Trademark registrations are always vague, and "Floating Vistas" registration matches that, with simply a description of being for "cruise ship services".

It is possible this is/was intended for the floating cabanas at Perfect Day at CocoCay.  The Coco Beach Club features floating cabanas, and perhaps Floating Vistas sounded like a better marketable name.

Cox & Kings

In January 2020, Royal Caribbean filed a trademark for "Cox & Kings", which sounds like perhaps its own type of British pub.

However, the trademark almost sounds like a hotel brand name.

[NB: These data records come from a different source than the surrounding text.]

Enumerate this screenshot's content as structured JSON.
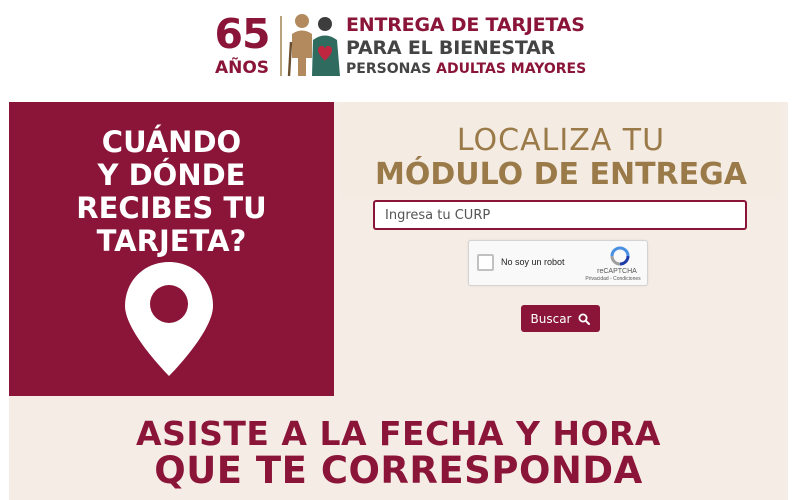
{
  "header": {
    "logo_number": "65",
    "logo_years": "AÑOS",
    "title_line1": "ENTREGA DE TARJETAS",
    "title_line2": "PARA EL BIENESTAR",
    "title_line3_a": "PERSONAS",
    "title_line3_b": "ADULTAS MAYORES"
  },
  "left_panel": {
    "line1": "CUÁNDO",
    "line2": "Y DÓNDE",
    "line3": "RECIBES TU",
    "line4": "TARJETA?",
    "icon": "map-pin-icon"
  },
  "locator": {
    "title_line1": "LOCALIZA TU",
    "title_line2": "MÓDULO DE ENTREGA",
    "curp_placeholder": "Ingresa tu CURP",
    "curp_value": ""
  },
  "recaptcha": {
    "label": "No soy un robot",
    "brand": "reCAPTCHA",
    "links": "Privacidad - Condiciones"
  },
  "search_button": {
    "label": "Buscar",
    "icon": "search-icon"
  },
  "footer_banner": {
    "line1": "ASISTE A LA FECHA Y HORA",
    "line2": "QUE TE CORRESPONDA"
  },
  "colors": {
    "primary": "#8a1538",
    "gold": "#9a7a48",
    "background": "#f6ece6"
  }
}
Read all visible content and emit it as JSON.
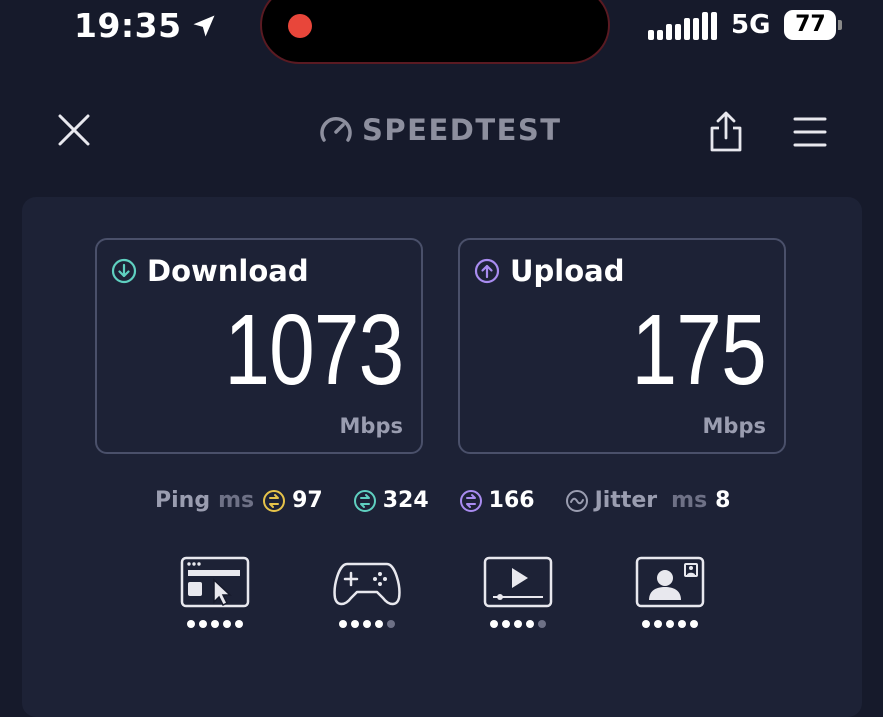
{
  "status_bar": {
    "time": "19:35",
    "network": "5G",
    "battery": "77",
    "battery_level": 0.77
  },
  "header": {
    "brand": "SPEEDTEST",
    "icons": [
      "close-icon",
      "speedometer-icon",
      "share-icon",
      "menu-icon"
    ]
  },
  "results": {
    "download": {
      "label": "Download",
      "value": "1073",
      "unit": "Mbps",
      "color": "#5fd0c0"
    },
    "upload": {
      "label": "Upload",
      "value": "175",
      "unit": "Mbps",
      "color": "#a98cf0"
    }
  },
  "latency": {
    "ping_label": "Ping",
    "ping_unit": "ms",
    "idle": "97",
    "download": "324",
    "upload": "166",
    "jitter_label": "Jitter",
    "jitter_unit": "ms",
    "jitter": "8",
    "colors": {
      "idle": "#e6c34a",
      "download": "#5fd0c0",
      "upload": "#a98cf0",
      "jitter": "#9a9db0"
    }
  },
  "experience": [
    {
      "icon": "web-browsing-icon",
      "rating": 5,
      "max": 5
    },
    {
      "icon": "gaming-icon",
      "rating": 4,
      "max": 5
    },
    {
      "icon": "video-streaming-icon",
      "rating": 4,
      "max": 5
    },
    {
      "icon": "video-call-icon",
      "rating": 5,
      "max": 5
    }
  ]
}
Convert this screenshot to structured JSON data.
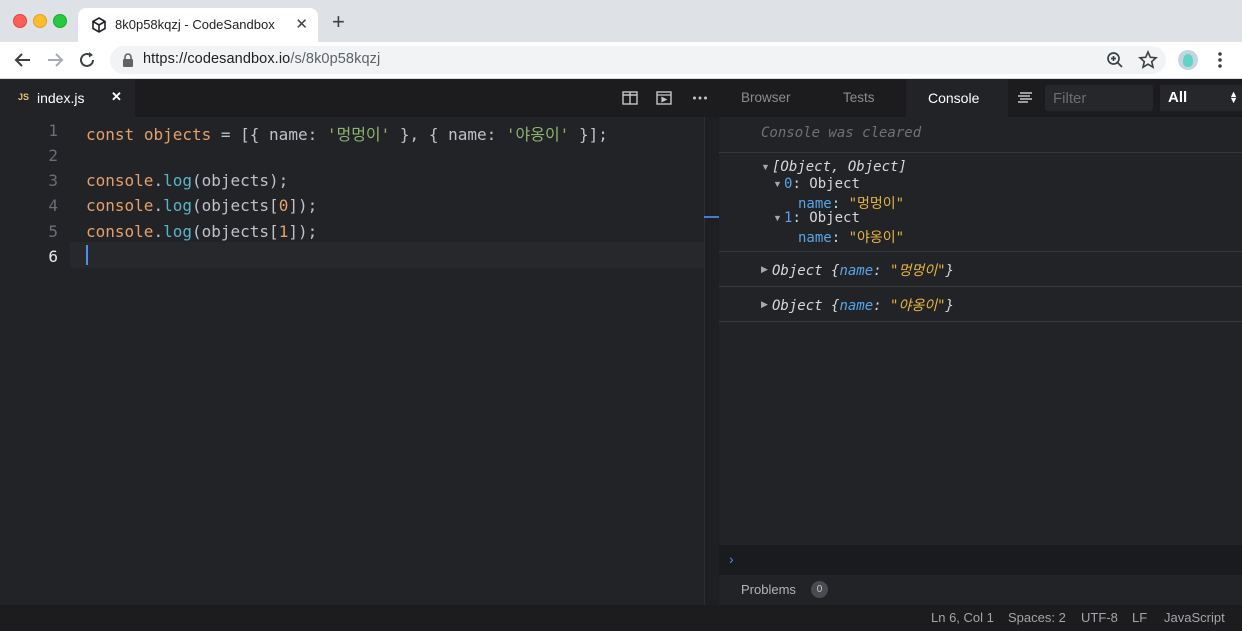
{
  "browser": {
    "tab_title": "8k0p58kqzj - CodeSandbox",
    "tab_close": "✕",
    "new_tab": "+",
    "url_host": "https://codesandbox.io",
    "url_path": "/s/8k0p58kqzj"
  },
  "editor": {
    "tab_badge": "JS",
    "tab_file": "index.js",
    "tab_close": "✕",
    "lines": [
      {
        "num": "1"
      },
      {
        "num": "2"
      },
      {
        "num": "3"
      },
      {
        "num": "4"
      },
      {
        "num": "5"
      },
      {
        "num": "6"
      }
    ],
    "code": {
      "l1": {
        "kw": "const",
        "sp1": " ",
        "id": "objects",
        "rest1": " = [{ name: ",
        "s1": "'멍멍이'",
        "rest2": " }, { name: ",
        "s2": "'야옹이'",
        "rest3": " }];"
      },
      "l3": {
        "obj": "console",
        "dot": ".",
        "fn": "log",
        "rest": "(objects);"
      },
      "l4": {
        "obj": "console",
        "dot": ".",
        "fn": "log",
        "rest1": "(objects[",
        "num": "0",
        "rest2": "]);"
      },
      "l5": {
        "obj": "console",
        "dot": ".",
        "fn": "log",
        "rest1": "(objects[",
        "num": "1",
        "rest2": "]);"
      }
    }
  },
  "panel": {
    "tabs": {
      "browser": "Browser",
      "tests": "Tests",
      "console": "Console"
    },
    "filter_placeholder": "Filter",
    "level_select": "All"
  },
  "console": {
    "cleared": "Console was cleared",
    "entry1": {
      "summary": "[Object, Object]",
      "item0_key": "0",
      "item0_type": ": Object",
      "item0_prop": "name",
      "item0_val": "\"멍멍이\"",
      "item1_key": "1",
      "item1_type": ": Object",
      "item1_prop": "name",
      "item1_val": "\"야옹이\""
    },
    "entry2": {
      "prefix": "Object {",
      "prop": "name",
      "sep": ": ",
      "val": "\"멍멍이\"",
      "suffix": "}"
    },
    "entry3": {
      "prefix": "Object {",
      "prop": "name",
      "sep": ": ",
      "val": "\"야옹이\"",
      "suffix": "}"
    },
    "prompt": "›"
  },
  "problems": {
    "label": "Problems",
    "count": "0"
  },
  "status": {
    "position": "Ln 6, Col 1",
    "spaces": "Spaces: 2",
    "encoding": "UTF-8",
    "eol": "LF",
    "language": "JavaScript"
  },
  "colors": {
    "accent": "#4d8ef0",
    "string": "#8fb36e",
    "keyword": "#e4a06a",
    "function": "#58b4c7"
  }
}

"Trademark registration is intended to cover the categories of hotel and motel services; restaurant and catering services, arranging and booking of facilities for meetings, conferences, and for exhibitions; reservation services for hotel accommodation, arranging and booking of temporary accommodations, booking agency services for hotel accommodation, arranging and booking of campground and caravan facilities, arranging and letting holiday accommodation, letting of and reservation of tourist accommodation, tourist agency and tourist office services, namely, booking accommodations for others."

The filing was rejected because of a likelihood of confusion between it and three existing trademarks.

Rec Room

Also registered in January was a trademark for "Rec Room", which is described as "intended to cover the category of cruise ship services".

The registration also listed as for use with "night club services", indicating perhaps it would be the name of a new club.

Like Cox & Kings, it was rejected as well for likely confusion with three other trademarks.

Bohio Beach Bar

Royal Caribbean made two different trademark registrations for "Bohio" and "Bohio Beach Bar", and once again fell under the catch-all category of "intended to cover the category of cruise ship services".

The word "bohio" is Spanish, and refers to a small timber dwelling with thatched roof in the Caribbean.

The registration lists it as under an additional category of "bar services", and the words "beach bar" later appear in the registration as well.

Both registrations were approved.

Thrillamanjaro

A play on words for the famous mountain in Africa, "Thrillamanjaro" was registered by Royal Caribbean as the name of a water slide.

"Recreational services in the nature of a water slide."

While no water slide has been announced with that name, the trademark was approved in April 2020 and could still be used later.

Cruise ship names

The most well-known examples of Royal Caribbean filing a trademark but not doing anything with it are cruise ship names.

Royal Caribbean regularly trademarks names of cruise ships that it might use later. Part of the process for coming up with cruise ship names is brain storming new names, and finalists get trademarked.

Here are some recent cruise ship names that never got used (yet):

  • Metropolis of the Seas
  • Eon of the Seas
  • Gallant of the Seas
  • Phenom of the Seas
  • Emblem of the Seas
  • Passion of the Seas
  • Pulse of the Seas
  • Joy of the Seas
  • Apex of the Seas
  • Valhalla of the Seas
  • Sunrise of the Seas